◆ EXERCISE REQUIREMENTS
Please repeat each of the records that follow, exactly as written.

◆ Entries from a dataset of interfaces

- Opening Delimiter -

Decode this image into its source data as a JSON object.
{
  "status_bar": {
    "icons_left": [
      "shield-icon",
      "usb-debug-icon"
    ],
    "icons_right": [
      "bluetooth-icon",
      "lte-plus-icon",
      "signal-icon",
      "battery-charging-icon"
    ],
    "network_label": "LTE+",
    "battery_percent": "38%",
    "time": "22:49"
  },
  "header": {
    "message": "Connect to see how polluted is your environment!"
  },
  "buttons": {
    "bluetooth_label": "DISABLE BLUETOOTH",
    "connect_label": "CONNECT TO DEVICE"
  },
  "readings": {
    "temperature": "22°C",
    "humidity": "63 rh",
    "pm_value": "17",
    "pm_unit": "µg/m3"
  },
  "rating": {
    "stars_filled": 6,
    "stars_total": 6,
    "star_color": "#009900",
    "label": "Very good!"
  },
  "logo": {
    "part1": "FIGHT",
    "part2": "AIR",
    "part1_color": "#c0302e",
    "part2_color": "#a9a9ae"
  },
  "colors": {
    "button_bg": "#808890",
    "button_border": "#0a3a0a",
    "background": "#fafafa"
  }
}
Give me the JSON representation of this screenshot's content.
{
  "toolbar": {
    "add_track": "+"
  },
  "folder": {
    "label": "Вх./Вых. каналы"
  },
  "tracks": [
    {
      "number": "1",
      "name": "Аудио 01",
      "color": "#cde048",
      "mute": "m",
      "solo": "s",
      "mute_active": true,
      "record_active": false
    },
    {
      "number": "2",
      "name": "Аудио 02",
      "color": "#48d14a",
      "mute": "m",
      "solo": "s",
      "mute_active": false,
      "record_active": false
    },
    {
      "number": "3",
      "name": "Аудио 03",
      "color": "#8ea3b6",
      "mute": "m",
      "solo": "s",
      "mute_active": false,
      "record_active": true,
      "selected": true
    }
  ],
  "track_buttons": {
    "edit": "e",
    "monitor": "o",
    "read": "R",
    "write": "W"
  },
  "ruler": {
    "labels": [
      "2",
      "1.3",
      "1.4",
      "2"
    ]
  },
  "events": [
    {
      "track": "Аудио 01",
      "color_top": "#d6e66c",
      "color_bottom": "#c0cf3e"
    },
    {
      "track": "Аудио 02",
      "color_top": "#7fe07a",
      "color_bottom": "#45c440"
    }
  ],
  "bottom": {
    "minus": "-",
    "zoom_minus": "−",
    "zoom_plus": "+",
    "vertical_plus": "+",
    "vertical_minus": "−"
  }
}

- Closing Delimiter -

◆ RESPONSE TO THIS TASK
Decode this image into its source data as a JSON object.
{
  "status_bar": {
    "icons_left": [
      "shield-icon",
      "usb-debug-icon"
    ],
    "icons_right": [
      "bluetooth-icon",
      "lte-plus-icon",
      "signal-icon",
      "battery-charging-icon"
    ],
    "network_label": "LTE+",
    "battery_percent": "38%",
    "time": "22:49"
  },
  "header": {
    "message": "Connect to see how polluted is your environment!"
  },
  "buttons": {
    "bluetooth_label": "DISABLE BLUETOOTH",
    "connect_label": "CONNECT TO DEVICE"
  },
  "readings": {
    "temperature": "22°C",
    "humidity": "63 rh",
    "pm_value": "17",
    "pm_unit": "µg/m3"
  },
  "rating": {
    "stars_filled": 6,
    "stars_total": 6,
    "star_color": "#009900",
    "label": "Very good!"
  },
  "logo": {
    "part1": "FIGHT",
    "part2": "AIR",
    "part1_color": "#c0302e",
    "part2_color": "#a9a9ae"
  },
  "colors": {
    "button_bg": "#808890",
    "button_border": "#0a3a0a",
    "background": "#fafafa"
  }
}
Give me the JSON representation of this screenshot's content.
{
  "toolbar": {
    "add_track": "+"
  },
  "folder": {
    "label": "Вх./Вых. каналы"
  },
  "tracks": [
    {
      "number": "1",
      "name": "Аудио 01",
      "color": "#cde048",
      "mute": "m",
      "solo": "s",
      "mute_active": true,
      "record_active": false
    },
    {
      "number": "2",
      "name": "Аудио 02",
      "color": "#48d14a",
      "mute": "m",
      "solo": "s",
      "mute_active": false,
      "record_active": false
    },
    {
      "number": "3",
      "name": "Аудио 03",
      "color": "#8ea3b6",
      "mute": "m",
      "solo": "s",
      "mute_active": false,
      "record_active": true,
      "selected": true
    }
  ],
  "track_buttons": {
    "edit": "e",
    "monitor": "o",
    "read": "R",
    "write": "W"
  },
  "ruler": {
    "labels": [
      "2",
      "1.3",
      "1.4",
      "2"
    ]
  },
  "events": [
    {
      "track": "Аудио 01",
      "color_top": "#d6e66c",
      "color_bottom": "#c0cf3e"
    },
    {
      "track": "Аудио 02",
      "color_top": "#7fe07a",
      "color_bottom": "#45c440"
    }
  ],
  "bottom": {
    "minus": "-",
    "zoom_minus": "−",
    "zoom_plus": "+",
    "vertical_plus": "+",
    "vertical_minus": "−"
  }
}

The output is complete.